Contributed Talk - Splinter Computation
Friday, 25 September 2020, 09:54 (virtual room B)
The Elephant in the Bathtub: When the physics of star formation drive the baryon cycle of galaxies
Jindra Gensior, Benjamin Keller, Diederik Kruijssen
ARI/ZAH Universität Heidelberg
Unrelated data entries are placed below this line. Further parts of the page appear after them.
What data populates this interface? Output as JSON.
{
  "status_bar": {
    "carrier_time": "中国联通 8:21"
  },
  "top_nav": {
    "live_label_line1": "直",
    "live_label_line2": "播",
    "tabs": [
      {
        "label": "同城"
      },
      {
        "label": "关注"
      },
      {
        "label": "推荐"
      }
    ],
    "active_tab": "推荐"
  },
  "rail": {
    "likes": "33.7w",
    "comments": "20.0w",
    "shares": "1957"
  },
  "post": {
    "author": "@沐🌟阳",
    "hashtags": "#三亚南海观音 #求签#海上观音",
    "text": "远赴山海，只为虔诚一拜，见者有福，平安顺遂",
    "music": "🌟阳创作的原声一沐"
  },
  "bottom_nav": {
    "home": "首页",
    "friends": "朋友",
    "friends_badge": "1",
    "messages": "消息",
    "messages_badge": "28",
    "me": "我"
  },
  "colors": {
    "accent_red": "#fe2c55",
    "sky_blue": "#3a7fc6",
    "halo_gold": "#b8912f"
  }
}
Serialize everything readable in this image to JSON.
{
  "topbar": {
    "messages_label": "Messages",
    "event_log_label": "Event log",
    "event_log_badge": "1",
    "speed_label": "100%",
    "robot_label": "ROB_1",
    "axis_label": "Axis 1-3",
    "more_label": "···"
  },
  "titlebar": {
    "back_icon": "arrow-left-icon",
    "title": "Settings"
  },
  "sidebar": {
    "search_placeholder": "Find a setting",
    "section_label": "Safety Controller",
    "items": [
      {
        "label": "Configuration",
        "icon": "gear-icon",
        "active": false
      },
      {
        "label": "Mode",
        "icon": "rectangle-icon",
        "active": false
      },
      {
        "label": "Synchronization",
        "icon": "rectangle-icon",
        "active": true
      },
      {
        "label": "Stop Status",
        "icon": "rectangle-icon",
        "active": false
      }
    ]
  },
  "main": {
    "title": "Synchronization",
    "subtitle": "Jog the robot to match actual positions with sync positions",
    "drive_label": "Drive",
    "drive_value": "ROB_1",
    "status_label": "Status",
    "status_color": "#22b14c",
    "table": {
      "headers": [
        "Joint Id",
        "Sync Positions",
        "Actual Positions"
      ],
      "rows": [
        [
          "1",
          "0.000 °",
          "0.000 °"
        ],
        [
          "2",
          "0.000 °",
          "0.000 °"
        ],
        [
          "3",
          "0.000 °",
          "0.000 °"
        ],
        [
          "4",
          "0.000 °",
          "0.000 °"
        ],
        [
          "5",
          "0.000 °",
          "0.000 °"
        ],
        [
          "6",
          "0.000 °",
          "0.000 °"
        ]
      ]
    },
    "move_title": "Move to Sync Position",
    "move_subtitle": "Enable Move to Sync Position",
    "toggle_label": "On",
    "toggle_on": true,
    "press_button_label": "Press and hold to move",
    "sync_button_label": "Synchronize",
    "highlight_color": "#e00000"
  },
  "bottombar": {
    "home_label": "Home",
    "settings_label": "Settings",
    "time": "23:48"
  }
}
Recent observational studies find that the star formation efficiency (SFE) varies both between and within galaxies. In addition, early-type galaxies and galaxy bulges exhibit a star formation rate that is suppressed compared to spiral galaxies despite containing similar amounts of molecular gas, thereby suggesting that star formation is not solely regulated by gas density. However, numerical simulations often use a sub-grid model for star formation with a constant SFE and a gas density dependence only, in contradiction to these observations. I will present a new sub-grid star formation model for the moving-mesh code Arepo which can be used in cosmological simulations and for isolated galaxies. It includes an SFE dependence on the gas dynamics, in accordance with the latest observational and theoretical results. I will discuss this model in the context of star formation quenching, to assess whether the deep gravitational potential of stellar spheroids can induce enough shear to influence the galactic dynamics and thus suppress star formation, and contrasting with the classical sub-grid star formation prescription. I will present a suite of hydrodynamics simulations of isolated galaxies, ranging from disc galaxies to spheroids with gas-to-stellar mass ratios of 1 to 20%. This enables a detailed exploration of how differences in the gravitational potential/morphology change the properties of the gas and the SFE. I show that the shear generated by the deep gravitational potential of bulges can suppress star formation in the central regions of galaxies by altering the dynamical state of the gas and rendering it supervirial. This dynamical suppression of star formation is enhanced at higher stellar surface densities and lower gas fractions but only captured with the new star formation model. Furthermore, I demonstrate that the resultant ISM structure (gravitational stability, resulting clumpiness, velocity dispersion) is also strongly affected by gas fraction and morphology. Together, these physical mechanisms drive the simulated spheroid-dominated galaxies off the main sequence, into the quenched population of galaxies, demonstrating that the physics of star formation can limit and regulate the baryon cycle at low redshifts and high galaxy masses.